**STORED DATA**
=== Begin Enclosure ===

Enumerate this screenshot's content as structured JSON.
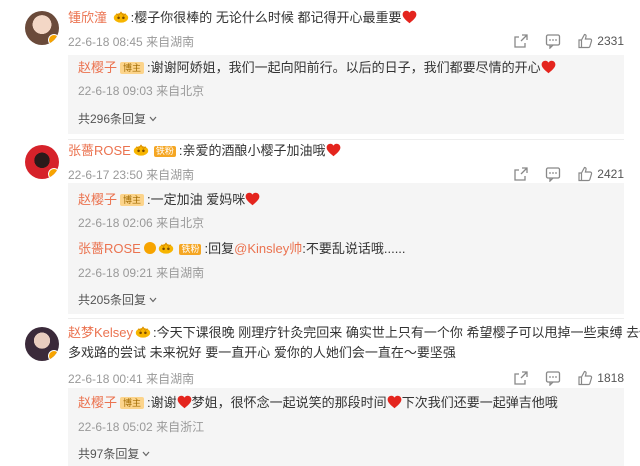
{
  "comments": [
    {
      "user": "锺欣潼",
      "text": "樱子你很棒的 无论什么时候 都记得开心最重要",
      "time": "22-6-18 08:45",
      "location": "来自湖南",
      "likes": "2331",
      "reply": {
        "user": "赵樱子",
        "role": "博主",
        "text": "谢谢阿娇姐，我们一起向阳前行。以后的日子，我们都要尽情的开心",
        "time": "22-6-18 09:03",
        "location": "来自北京"
      },
      "more": "共296条回复"
    },
    {
      "user": "张薔ROSE",
      "vip_tag": "铁粉",
      "text": "亲爱的酒酿小樱子加油哦",
      "time": "22-6-17 23:50",
      "location": "来自湖南",
      "likes": "2421",
      "replies": [
        {
          "user": "赵樱子",
          "role": "博主",
          "text": "一定加油  爱妈咪",
          "time": "22-6-18 02:06",
          "location": "来自北京"
        },
        {
          "user": "张薔ROSE",
          "vip_tag": "铁粉",
          "prefix": "回复",
          "mention": "@Kinsley帅",
          "text": "不要乱说话哦......",
          "time": "22-6-18 09:21",
          "location": "来自湖南"
        }
      ],
      "more": "共205条回复"
    },
    {
      "user": "赵梦Kelsey",
      "text_line1": "今天下课很晚 刚理疗针灸完回来 确实世上只有一个你 希望樱子可以甩掉一些束缚 去做更",
      "text_line2": "多戏路的尝试 未来祝好 要一直开心 爱你的人她们会一直在～要坚强",
      "time": "22-6-18 00:41",
      "location": "来自湖南",
      "likes": "1818",
      "reply": {
        "user": "赵樱子",
        "role": "博主",
        "text_a": "谢谢",
        "text_b": "梦姐，很怀念一起说笑的那段时间",
        "text_c": "下次我们还要一起弹吉他哦",
        "time": "22-6-18 05:02",
        "location": "来自浙江"
      },
      "more": "共97条回复"
    }
  ],
  "colors": {
    "accent": "#eb7350",
    "heart": "#e4251e",
    "meta": "#999999",
    "reply_bg": "#f5f5f5"
  }
}
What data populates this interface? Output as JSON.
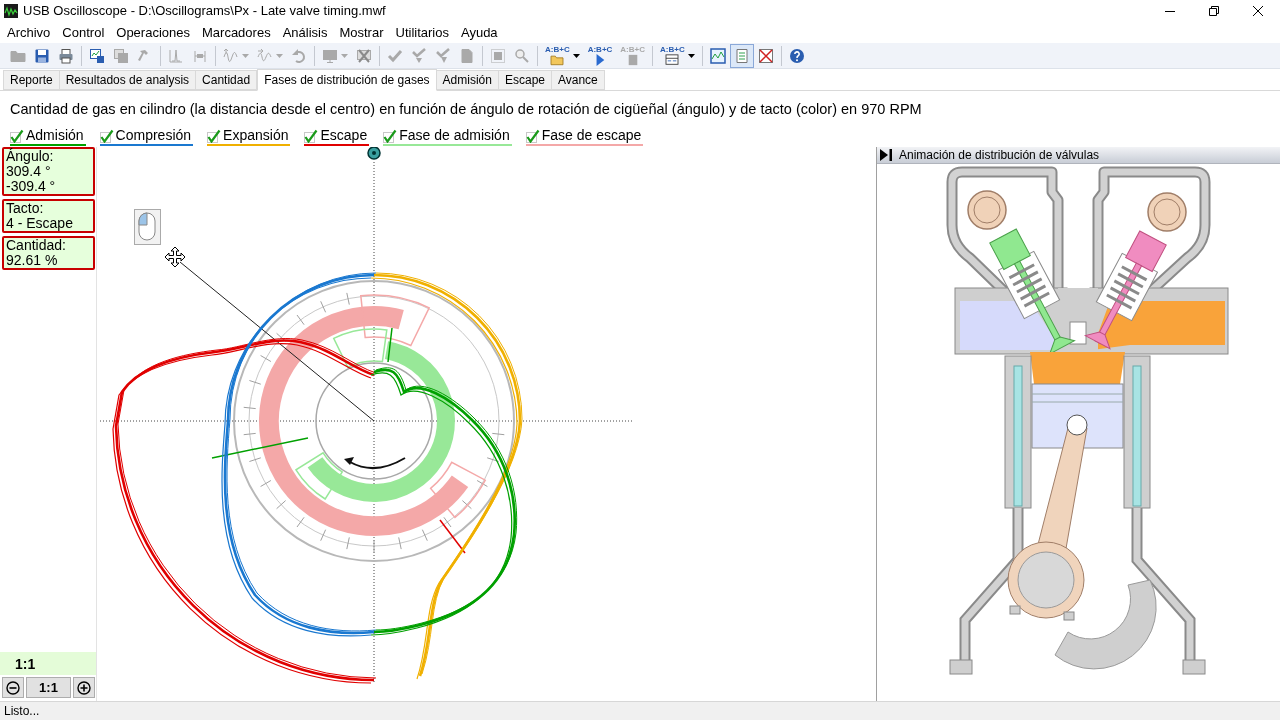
{
  "window": {
    "title": "USB Oscilloscope - D:\\Oscillograms\\Px - Late valve timing.mwf"
  },
  "menu": [
    "Archivo",
    "Control",
    "Operaciones",
    "Marcadores",
    "Análisis",
    "Mostrar",
    "Utilitarios",
    "Ayuda"
  ],
  "toolbar_groups": [
    [
      {
        "kind": "open",
        "disabled": true,
        "pressed": false
      },
      {
        "kind": "save",
        "disabled": false,
        "pressed": false
      },
      {
        "kind": "print",
        "disabled": false,
        "pressed": false
      }
    ],
    [
      {
        "kind": "export",
        "disabled": false,
        "pressed": false
      },
      {
        "kind": "copy",
        "disabled": true,
        "pressed": false
      },
      {
        "kind": "hammer",
        "disabled": true,
        "pressed": false
      }
    ],
    [
      {
        "kind": "peak",
        "disabled": true,
        "pressed": false
      },
      {
        "kind": "cursor",
        "disabled": true,
        "pressed": false
      }
    ],
    [
      {
        "kind": "wave",
        "disabled": true,
        "pressed": false,
        "dropdown": true
      },
      {
        "kind": "wave2",
        "disabled": true,
        "pressed": false,
        "dropdown": true
      },
      {
        "kind": "undo",
        "disabled": true,
        "pressed": false
      }
    ],
    [
      {
        "kind": "monitor",
        "disabled": true,
        "pressed": false,
        "dropdown": true
      },
      {
        "kind": "unmonitor",
        "disabled": true,
        "pressed": false
      }
    ],
    [
      {
        "kind": "check",
        "disabled": true,
        "pressed": false
      },
      {
        "kind": "accept",
        "disabled": true,
        "pressed": false
      },
      {
        "kind": "accept2",
        "disabled": true,
        "pressed": false
      },
      {
        "kind": "page",
        "disabled": true,
        "pressed": false
      }
    ],
    [
      {
        "kind": "grid",
        "disabled": true,
        "pressed": false
      },
      {
        "kind": "zoom",
        "disabled": true,
        "pressed": false
      }
    ],
    [
      {
        "kind": "load",
        "caption": "A:B+C",
        "disabled": false,
        "pressed": false,
        "dropdown": true
      },
      {
        "kind": "play",
        "caption": "A:B+C",
        "disabled": false,
        "pressed": false
      },
      {
        "kind": "stop",
        "caption": "A:B+C",
        "disabled": true,
        "pressed": false
      }
    ],
    [
      {
        "kind": "panel",
        "caption": "A:B+C",
        "disabled": false,
        "pressed": false,
        "dropdown": true
      }
    ],
    [
      {
        "kind": "chart",
        "disabled": false,
        "pressed": false
      },
      {
        "kind": "sheet",
        "disabled": false,
        "pressed": true
      },
      {
        "kind": "clear",
        "disabled": false,
        "pressed": false
      }
    ],
    [
      {
        "kind": "help",
        "disabled": false,
        "pressed": false
      }
    ]
  ],
  "tabs": [
    {
      "label": "Reporte",
      "selected": false
    },
    {
      "label": "Resultados de analysis",
      "selected": false
    },
    {
      "label": "Cantidad",
      "selected": false
    },
    {
      "label": "Fases de distribución de gases",
      "selected": true
    },
    {
      "label": "Admisión",
      "selected": false
    },
    {
      "label": "Escape",
      "selected": false
    },
    {
      "label": "Avance",
      "selected": false
    }
  ],
  "description": "Cantidad de gas en cilindro (la distancia desde el centro) en función de ángulo de rotación de cigüeñal (ángulo) y de tacto (color) en 970 RPM",
  "legend": [
    {
      "label": "Admisión",
      "checked": true,
      "color": "#00a000"
    },
    {
      "label": "Compresión",
      "checked": true,
      "color": "#1a78d0"
    },
    {
      "label": "Expansión",
      "checked": true,
      "color": "#f0b000"
    },
    {
      "label": "Escape",
      "checked": true,
      "color": "#e00000"
    },
    {
      "label": "Fase de admisión",
      "checked": true,
      "color": "#98e898"
    },
    {
      "label": "Fase de escape",
      "checked": true,
      "color": "#f4a8a8"
    }
  ],
  "readouts": [
    {
      "label": "Ángulo:",
      "values": [
        "309.4 °",
        "-309.4 °"
      ]
    },
    {
      "label": "Tacto:",
      "values": [
        "4 - Escape"
      ]
    },
    {
      "label": "Cantidad:",
      "values": [
        "92.61 %"
      ]
    }
  ],
  "zoom": {
    "scale": "1:1",
    "reset_button": "1:1"
  },
  "animation_panel": {
    "title": "Animación de distribución de válvulas"
  },
  "status_bar": "Listo..."
}
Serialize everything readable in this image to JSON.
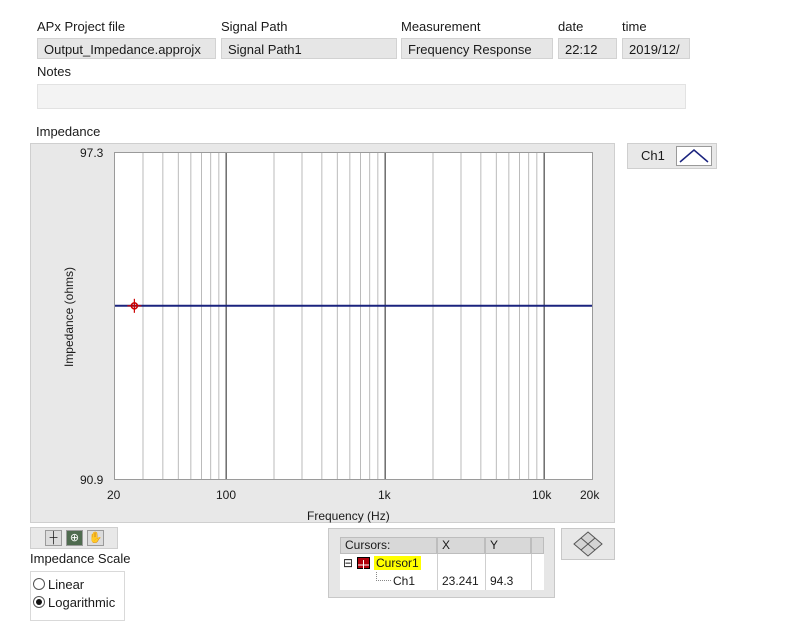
{
  "header": {
    "project_file": {
      "label": "APx Project file",
      "value": "Output_Impedance.approjx"
    },
    "signal_path": {
      "label": "Signal Path",
      "value": "Signal Path1"
    },
    "measurement": {
      "label": "Measurement",
      "value": "Frequency Response"
    },
    "date": {
      "label": "date",
      "value": "22:12"
    },
    "time": {
      "label": "time",
      "value": "2019/12/"
    },
    "notes": {
      "label": "Notes",
      "value": ""
    }
  },
  "graph": {
    "caption": "Impedance",
    "legend": {
      "label": "Ch1",
      "color": "#1a237e"
    }
  },
  "chart_data": {
    "type": "line",
    "title": "Impedance",
    "xlabel": "Frequency (Hz)",
    "ylabel": "Impedance (ohms)",
    "xscale": "log",
    "xlim": [
      20,
      20000
    ],
    "ylim": [
      90.9,
      97.3
    ],
    "x_ticks": [
      "20",
      "100",
      "1k",
      "10k",
      "20k"
    ],
    "y_ticks": [
      "97.3",
      "90.9"
    ],
    "grid": true,
    "series": [
      {
        "name": "Ch1",
        "color": "#1a237e",
        "x": [
          20,
          100,
          1000,
          10000,
          20000
        ],
        "y": [
          94.3,
          94.3,
          94.3,
          94.3,
          94.3
        ]
      }
    ],
    "cursor": {
      "x": 23.241,
      "y": 94.3,
      "color": "#cc0000"
    }
  },
  "palette": {
    "trace": "#1a237e",
    "cursor": "#cc0000",
    "cursor_highlight": "#ffff00"
  },
  "scale": {
    "title": "Impedance Scale",
    "options": [
      {
        "label": "Linear",
        "selected": false
      },
      {
        "label": "Logarithmic",
        "selected": true
      }
    ]
  },
  "cursors_table": {
    "headers": [
      "Cursors:",
      "X",
      "Y"
    ],
    "cursor_name": "Cursor1",
    "collapse_symbol": "⊟",
    "rows": [
      {
        "name": "Ch1",
        "x": "23.241",
        "y": "94.3"
      }
    ]
  },
  "toolbar": {
    "icons": [
      "crosshair-icon",
      "zoom-icon",
      "pan-hand-icon"
    ]
  }
}
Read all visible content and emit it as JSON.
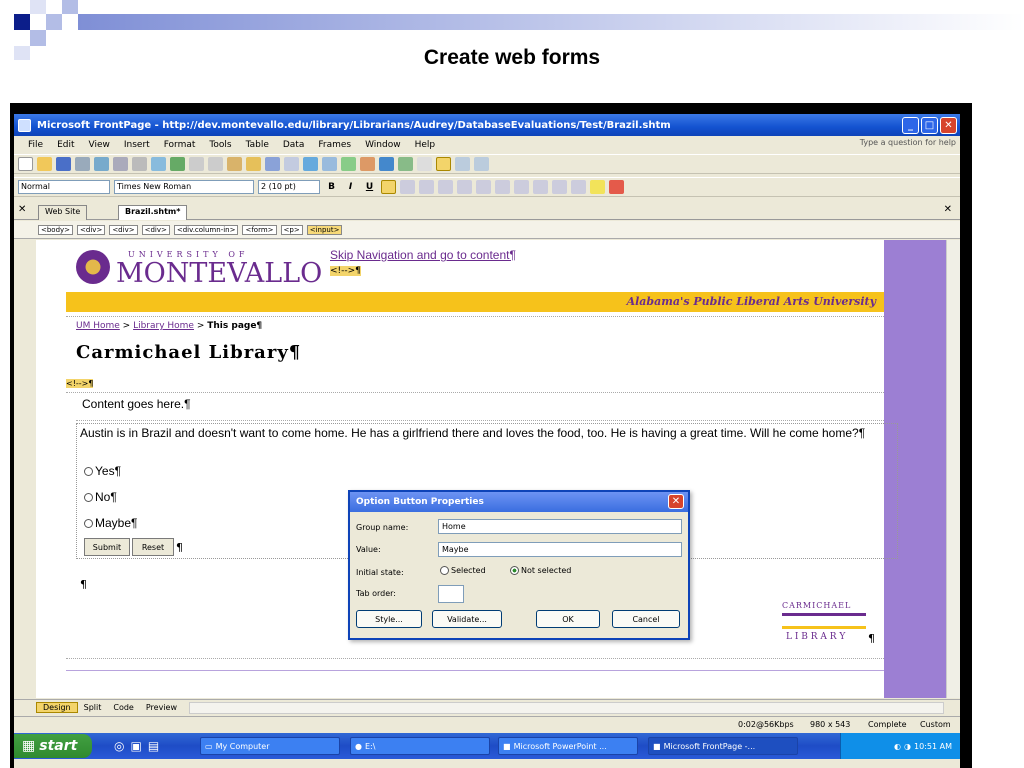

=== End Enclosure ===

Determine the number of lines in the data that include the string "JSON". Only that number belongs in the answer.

**ANSWER FOR THE TASK**
4